Some social worker stories can never be discovered by our donors.
I was checking the church mail room for social security card replacements (during Covid? good luck!) when one of the new case managers called.
New girl: "Uuuum we have a situation with Kristy."
Me: "I visited her tent last week. What happened?"
New Girl: "I'm standing here with the police, a rep from the mayor's office, and a bulldozer. They told her that if she doesn't clear out her stuff they're going to pull it all down."
Me: "I'm across town. Call Quinceara, he lives down the street and can intervene."
Quinceara is one of the best social workers in the city, a soft-spoken artist who I mentally tagged with that nickname due to the fact that on our first outreach gig together, his car trunk was full of drag costumes and he had to hurriedly shove everything aside to make room for soap and NarCan kits.
I had approached Q the week before about Kristy, a wizened, harmlessly crazy hippie who'd found me on Facebook and proceeded to tell me, in detail, how the local city councilwoman had gotten drunk and in her face one night, threatening to call the cops for trespassing. Kristy's camp was neat as a pin, on an abandoned lot between a park, a closed school, and a funeral home, and if she weren't vibrating with PTSD from years of seeing women killed on the street she'd probably be managing a scented candle shop in Myrtle Beach.
Me: "You are very visible here. If you moved a hundred yards into the trees, no one would see you."
Kristy: "I can't leave. God WANTS me in this spot."
I called Quinceara. Among his other noble qualities, Q has olive skin and a dark full beard, which means he gets mistaken for Jesus a LOT by the schizophrenic set, and will often frame his argument with, "My child, the Lord wants you to go into shelter." I don't think she was that batty, but some people are more receptive to men with accents and it couldn't hurt to try.
Back at my job, the women running the main office asked, "Are you Facebook friends with a homeless woman named Kristy?"
Me: "She's a client. Not in a good location either, apparently the city councilwoman got involved."
Office lady: "You mean councilwoman X?"
She turned the laptop around. Kristy had posted a long rambling video on our professional page, describing the councilwoman in her bathrobe and slippers with a bottle of Schlitz, barking at her at 1 a.m., and it would have sounded nuts if the politician in question wasn't already famous with her DUI record.

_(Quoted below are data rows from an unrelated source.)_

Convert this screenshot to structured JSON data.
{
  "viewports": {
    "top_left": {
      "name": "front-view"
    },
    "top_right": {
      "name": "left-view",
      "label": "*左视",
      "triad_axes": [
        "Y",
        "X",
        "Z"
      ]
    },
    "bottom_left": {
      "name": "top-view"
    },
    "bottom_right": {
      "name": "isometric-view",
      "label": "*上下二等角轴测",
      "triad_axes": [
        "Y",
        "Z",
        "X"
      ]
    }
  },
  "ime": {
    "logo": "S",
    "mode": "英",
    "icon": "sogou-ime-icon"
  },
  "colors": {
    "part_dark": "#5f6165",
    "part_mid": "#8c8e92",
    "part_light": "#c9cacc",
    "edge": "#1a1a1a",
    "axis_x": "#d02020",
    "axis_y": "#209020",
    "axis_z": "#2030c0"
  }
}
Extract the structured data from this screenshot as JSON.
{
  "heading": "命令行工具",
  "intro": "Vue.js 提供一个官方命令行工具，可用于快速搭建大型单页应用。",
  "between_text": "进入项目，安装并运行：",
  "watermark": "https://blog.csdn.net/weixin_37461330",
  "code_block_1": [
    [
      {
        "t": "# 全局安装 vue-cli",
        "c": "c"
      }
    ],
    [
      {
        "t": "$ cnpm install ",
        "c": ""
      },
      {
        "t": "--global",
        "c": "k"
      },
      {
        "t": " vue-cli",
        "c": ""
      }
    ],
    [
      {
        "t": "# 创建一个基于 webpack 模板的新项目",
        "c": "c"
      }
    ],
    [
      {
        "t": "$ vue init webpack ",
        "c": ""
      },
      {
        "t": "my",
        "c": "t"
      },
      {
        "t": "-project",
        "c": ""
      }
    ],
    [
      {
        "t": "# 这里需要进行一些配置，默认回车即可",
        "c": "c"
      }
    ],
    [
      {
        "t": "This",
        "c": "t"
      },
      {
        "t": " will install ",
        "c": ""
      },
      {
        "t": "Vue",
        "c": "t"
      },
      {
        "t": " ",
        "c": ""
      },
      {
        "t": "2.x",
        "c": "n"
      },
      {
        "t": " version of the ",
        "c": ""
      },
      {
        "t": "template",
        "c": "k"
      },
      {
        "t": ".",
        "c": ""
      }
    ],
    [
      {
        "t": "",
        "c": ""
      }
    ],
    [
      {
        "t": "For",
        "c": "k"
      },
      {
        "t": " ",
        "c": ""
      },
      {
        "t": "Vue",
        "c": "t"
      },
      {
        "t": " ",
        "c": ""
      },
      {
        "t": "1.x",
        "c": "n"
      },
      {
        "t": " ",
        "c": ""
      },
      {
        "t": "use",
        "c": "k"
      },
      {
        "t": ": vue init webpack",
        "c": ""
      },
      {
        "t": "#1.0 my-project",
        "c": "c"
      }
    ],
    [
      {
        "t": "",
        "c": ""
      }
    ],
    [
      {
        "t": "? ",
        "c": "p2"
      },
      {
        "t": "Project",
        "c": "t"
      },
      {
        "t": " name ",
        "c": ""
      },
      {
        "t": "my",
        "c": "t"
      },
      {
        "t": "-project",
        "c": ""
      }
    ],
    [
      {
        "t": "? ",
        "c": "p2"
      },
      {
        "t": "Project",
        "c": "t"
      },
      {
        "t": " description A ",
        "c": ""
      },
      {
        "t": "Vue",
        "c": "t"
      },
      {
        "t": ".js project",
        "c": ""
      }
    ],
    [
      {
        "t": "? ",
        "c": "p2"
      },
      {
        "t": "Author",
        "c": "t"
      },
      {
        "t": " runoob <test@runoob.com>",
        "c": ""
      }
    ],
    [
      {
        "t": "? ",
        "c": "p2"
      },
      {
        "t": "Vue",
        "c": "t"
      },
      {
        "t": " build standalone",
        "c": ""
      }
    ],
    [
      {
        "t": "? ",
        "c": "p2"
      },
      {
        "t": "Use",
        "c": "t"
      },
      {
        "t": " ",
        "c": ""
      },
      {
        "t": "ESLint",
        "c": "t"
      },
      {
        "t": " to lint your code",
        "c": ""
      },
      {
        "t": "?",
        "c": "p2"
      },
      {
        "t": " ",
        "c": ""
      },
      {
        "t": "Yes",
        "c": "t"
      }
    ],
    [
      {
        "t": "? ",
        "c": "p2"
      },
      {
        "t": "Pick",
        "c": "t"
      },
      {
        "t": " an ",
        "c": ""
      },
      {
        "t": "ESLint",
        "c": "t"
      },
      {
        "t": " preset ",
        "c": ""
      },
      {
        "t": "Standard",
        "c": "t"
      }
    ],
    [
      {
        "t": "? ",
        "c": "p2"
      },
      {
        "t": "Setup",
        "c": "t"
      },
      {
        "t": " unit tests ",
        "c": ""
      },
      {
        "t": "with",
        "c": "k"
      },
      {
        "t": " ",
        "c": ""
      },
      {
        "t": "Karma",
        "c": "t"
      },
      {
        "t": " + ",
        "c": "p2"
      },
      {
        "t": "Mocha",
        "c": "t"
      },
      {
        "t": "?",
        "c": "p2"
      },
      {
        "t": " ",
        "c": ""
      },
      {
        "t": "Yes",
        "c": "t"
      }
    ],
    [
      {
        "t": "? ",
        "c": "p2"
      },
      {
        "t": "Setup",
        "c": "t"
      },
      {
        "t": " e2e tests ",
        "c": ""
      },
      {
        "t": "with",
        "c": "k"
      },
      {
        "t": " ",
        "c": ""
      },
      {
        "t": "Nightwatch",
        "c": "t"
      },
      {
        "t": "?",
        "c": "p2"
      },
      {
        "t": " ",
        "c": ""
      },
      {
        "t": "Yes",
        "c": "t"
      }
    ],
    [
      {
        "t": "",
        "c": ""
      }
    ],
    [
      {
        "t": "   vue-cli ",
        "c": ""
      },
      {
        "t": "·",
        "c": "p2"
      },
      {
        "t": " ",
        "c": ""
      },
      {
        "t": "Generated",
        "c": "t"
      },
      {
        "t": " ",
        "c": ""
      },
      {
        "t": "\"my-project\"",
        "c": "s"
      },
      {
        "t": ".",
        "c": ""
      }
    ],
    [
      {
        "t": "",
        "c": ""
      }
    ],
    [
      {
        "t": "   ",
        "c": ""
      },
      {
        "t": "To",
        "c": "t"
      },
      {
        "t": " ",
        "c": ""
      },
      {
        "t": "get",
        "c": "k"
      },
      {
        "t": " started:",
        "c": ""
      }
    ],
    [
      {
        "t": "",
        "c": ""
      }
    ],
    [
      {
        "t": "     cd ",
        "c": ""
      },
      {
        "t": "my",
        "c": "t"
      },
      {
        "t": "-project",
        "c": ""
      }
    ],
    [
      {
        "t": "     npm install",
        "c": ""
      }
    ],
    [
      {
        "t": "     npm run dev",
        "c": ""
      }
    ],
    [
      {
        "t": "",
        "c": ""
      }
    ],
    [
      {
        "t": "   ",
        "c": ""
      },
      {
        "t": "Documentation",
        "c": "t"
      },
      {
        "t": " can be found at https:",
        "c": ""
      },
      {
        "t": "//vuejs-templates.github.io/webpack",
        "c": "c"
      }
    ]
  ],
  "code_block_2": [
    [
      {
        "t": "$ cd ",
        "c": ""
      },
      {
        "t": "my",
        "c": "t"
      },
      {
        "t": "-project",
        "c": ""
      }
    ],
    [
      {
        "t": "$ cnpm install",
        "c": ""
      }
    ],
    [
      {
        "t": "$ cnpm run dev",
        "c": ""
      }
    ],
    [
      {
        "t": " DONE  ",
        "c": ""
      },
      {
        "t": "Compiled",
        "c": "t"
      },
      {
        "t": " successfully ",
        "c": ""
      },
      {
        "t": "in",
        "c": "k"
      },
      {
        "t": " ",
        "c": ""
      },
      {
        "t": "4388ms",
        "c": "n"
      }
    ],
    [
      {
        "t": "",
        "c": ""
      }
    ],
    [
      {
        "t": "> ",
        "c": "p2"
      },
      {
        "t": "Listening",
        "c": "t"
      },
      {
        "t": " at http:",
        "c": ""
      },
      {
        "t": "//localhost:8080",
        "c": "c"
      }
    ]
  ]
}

I called my husband, who had run against this woman for city council a few years back. "Check this out."
He laughed, and then covered his face. "I have to be very, very selective who I tell this too. Ooo hooo."
The office women and I watched the video over and over, trying to recognize any facial tics or other signs of meth addiction to see if we could refer her to rehab, but mostly to hear her monologue. We laughed wickedly and deleted the post.
Later, I saw a congratulatory post of Kristy with the caption "Going home!". I texted Q and he said he'd gotten her into a hotel.
Me: "What hotel? I thought the hotel program ran out of money."
Q: "It's a secret hotel."
Q: "It hasn't been officially announced. They have this hotel for homeless who need case management and qualify for housing."
Me: "Which agency is in charge of this?"
Q: "I don't know. The boss pulled strings."
Me: "Can I get my other guys into this hotel too?"
Q: "Only if they are about to be arrested."
It all came together. One of the nastier social workers downtown had bragged that she never had a problem getting homeless off the street because she only gave them three options: Go into shelter, walk away from the nice part of town, or go to jail, as if three days of incarceration held any kind of disincentive for this crew.
Kristy's "Going Home" photo was liked and retweeted for days, blonde, tan, exuberant, a stylish backpack over her shoulder as she climbed into a church van for the hotel. No one asked how she got there.